BookExpo America at New York City’s Javits Center began with a full day of panels and presentations on Wednesday, May 29, and ended with a newly energized Consumer Day on Saturday, June 1. While exhibitors and attendees were still evaluating the new Thursday–Saturday schedule for the exhibit floor, there was a consensus that a bit of stability has returned to the book publishing industry. Although questions remain about how things will eventually shake out, the pace of change has slowed, giving publishers and booksellers a chance to make plans for the future. As Perseus Books Group president David Steinberger observed, for the first time in a number of years, “the future doesn’t feel like it’s changing that rapidly.” Still, more change is ahead and a number of booksellers expressed skepticism about whether publishers could do anything to make e-books a meaningful part of a bookstore’s business. For one thing, booksellers currently make little money on the e-books they sell. “If I sold an e-book to every customer who came in to my store, I’d be out of business in a week,” said Emily Pullen, manager of Word, a bookstore in Brooklyn.
BEA show-runner Reed Exhibitions has made extensive changes to the event since the Great Recession of 2008–2009, as the publishing industry continues to transition to digital. The 2013 fair had an expanded digital presence on the exhibit floor, and BEA executives said more than 200 new companies signed up to exhibit this year. One new booth was taken by six independent authors: Stephanie Bond, Tina Folsom, Barbara Freethy, Hugh Howey, C.J. Lyons, and Bella Andre. Wearing buttons that read, “Ask me how I sold over 1 million e-books,” the authors treated BEA much like traditional publishers do: growing their brands and talking with distributors and foreign publishers. In a bid to help more would-be authors learn about self-publishing, BEA held a daylong uPublishU on June 1 that attracted 353 attendees.
Not too much changed among the core trade house exhibitors, though. The Big-Six publishers all had booths that were similar in size to their booths at last year’s show. Random House had its modest booth and a large meeting room just across the aisle, while Penguin and DK had one of the biggest booths at the show. At the entrance to the Javits Center, a Penguin-branded truck was offering books for sale with orders being fulfilled by New York bookstore McNally Jackson. But one of the many questions surrounding the Penguin–Random House merger is what kind of presence the combined publisher will have at next year’s BEA. (The merger is slated to be resolved in the second half of 2013.)
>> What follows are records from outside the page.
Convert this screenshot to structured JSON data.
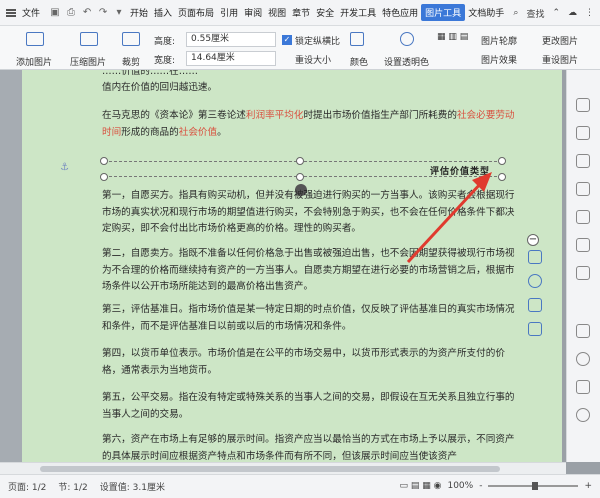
{
  "menubar": {
    "file": "文件",
    "items": [
      "开始",
      "插入",
      "页面布局",
      "引用",
      "审阅",
      "视图",
      "章节",
      "安全",
      "开发工具",
      "特色应用"
    ],
    "active_tab": "图片工具",
    "extra_tab": "文档助手",
    "search": "查找"
  },
  "toolbar": {
    "add_image": "添加图片",
    "compress": "压缩图片",
    "crop": "裁剪",
    "height_label": "高度:",
    "height_value": "0.55厘米",
    "width_label": "宽度:",
    "width_value": "14.64厘米",
    "lock_ratio": "锁定纵横比",
    "reset_size": "重设大小",
    "color": "颜色",
    "set_transparent": "设置透明色",
    "image_outline": "图片轮廓",
    "change_image": "更改图片",
    "image_effect": "图片效果",
    "reset_image": "重设图片"
  },
  "document": {
    "p0_line1": "……价值的……在……",
    "p0_line2": "值内在价值的回归越迅速。",
    "p1_pre": "在马克思的《资本论》第三卷论述",
    "p1_link1": "利润率平均化",
    "p1_mid": "时提出市场价值指生产部门所耗费的",
    "p1_link2": "社会必要劳动时间",
    "p1_mid2": "形成的商品的",
    "p1_link3": "社会价值",
    "p1_end": "。",
    "image_caption": "评估价值类型",
    "p2": "第一，自愿买方。指具有购买动机，但并没有被强迫进行购买的一方当事人。该购买者会根据现行市场的真实状况和现行市场的期望值进行购买，不会特别急于购买，也不会在任何价格条件下都决定购买，即不会付出比市场价格更高的价格。理性的购买者。",
    "p3": "第二，自愿卖方。指既不准备以任何价格急于出售或被强迫出售，也不会因期望获得被现行市场视为不合理的价格而继续持有资产的一方当事人。自愿卖方期望在进行必要的市场营销之后，根据市场条件以公开市场所能达到的最高价格出售资产。",
    "p4": "第三，评估基准日。指市场价值是某一特定日期的时点价值，仅反映了评估基准日的真实市场情况和条件，而不是评估基准日以前或以后的市场情况和条件。",
    "p5": "第四，以货币单位表示。市场价值是在公平的市场交易中，以货币形式表示的为资产所支付的价格，通常表示为当地货币。",
    "p6": "第五，公平交易。指在没有特定或特殊关系的当事人之间的交易，即假设在互无关系且独立行事的当事人之间的交易。",
    "p7": "第六，资产在市场上有足够的展示时间。指资产应当以最恰当的方式在市场上予以展示，不同资产的具体展示时间应根据资产特点和市场条件而有所不同，但该展示时间应当使该资产"
  },
  "status": {
    "page_num": "页面: 1/2",
    "section": "节: 1/2",
    "pos": "设置值: 3.1厘米",
    "zoom": "100%",
    "zoom_minus": "-",
    "zoom_plus": "+"
  },
  "colors": {
    "accent": "#3b78d8",
    "page_bg": "#cde6c6",
    "link": "#d9503f",
    "arrow": "#e03a2e"
  }
}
Nonetheless, more buzz on the show floor was focused on the fate of Barnes & Noble. While few people seem worried that the chain is in danger of going out of business any time soon, they are eager to know whether chairman Len Riggio will buy the retail trade stores.
Customer traffic on the show floor was generally solid during the first two days of the expo. The big houses drew long lines for in-booth signings with authors like Snooki, who was on hand to promote her forthcoming Baby Bumps from Running Press (slated for a December release), while a crowd gathered at the Penguin booth for Sue Grafton’s W is for Wasted, due out in September. A number of independent presses expressed satisfaction with the show traffic, although some noted that the nature of the fair business has changed. Their emphasis now is on setting up “wall-to-wall meetings” with key accounts, rather than depending on booksellers to drop by, said Munro Magruder, sales and marketing manager at New World Library. John Whalen, founder of Cider Mill Press, did lots of selling at the show. “I’ve had more stores placing orders than in a number of years,” Whalen said, adding that he sensed “a renewed dynamism among independents.” Sellers Publishing’s Andy Sturtevant said business at the show was good, and much better than at the gift and stationery fair he attended a few weeks ago at the Javits, where traffic was very slow, especially on the last two days of the event.
Publishers were curious to see how things would unfold on the last day of BEA, following a decision to move the closing day to Saturday, in part to draw in more consumers. BEA general manager Steve Rosato was confident that at least 2,000 consumers would be at the Javits on Saturday. Indeed, early Saturday morning, there were long lines of people waiting to get in and the Neil Gaiman talk was mobbed. Publishers seemed to be split over the increased efforts to attract more consumers, although many had prepared special giveaways for the day. One publisher wondered whether attracting 2,000–3,000 consumers would really affect their BEA experience, while others said the effort was worthwhile if it helped keep the show viable.
There was widespread agreement that the industry still needs a place to gather once a year, but questions remain over what that gathering should look like. BEA executives “seem to be struggling to give the show definition,” one bookseller commented. Markus Dohle, CEO of Random House, is a firm believer in the need for BEA. As the industry continues to evolve, Dohle said, “I can’t imagine not having an annual event where all constituencies in the publishing and bookselling value chain can get together.” He added that he favors an event that is held in New York.
Next year’s BEA is set to run from May 29–31 in New York.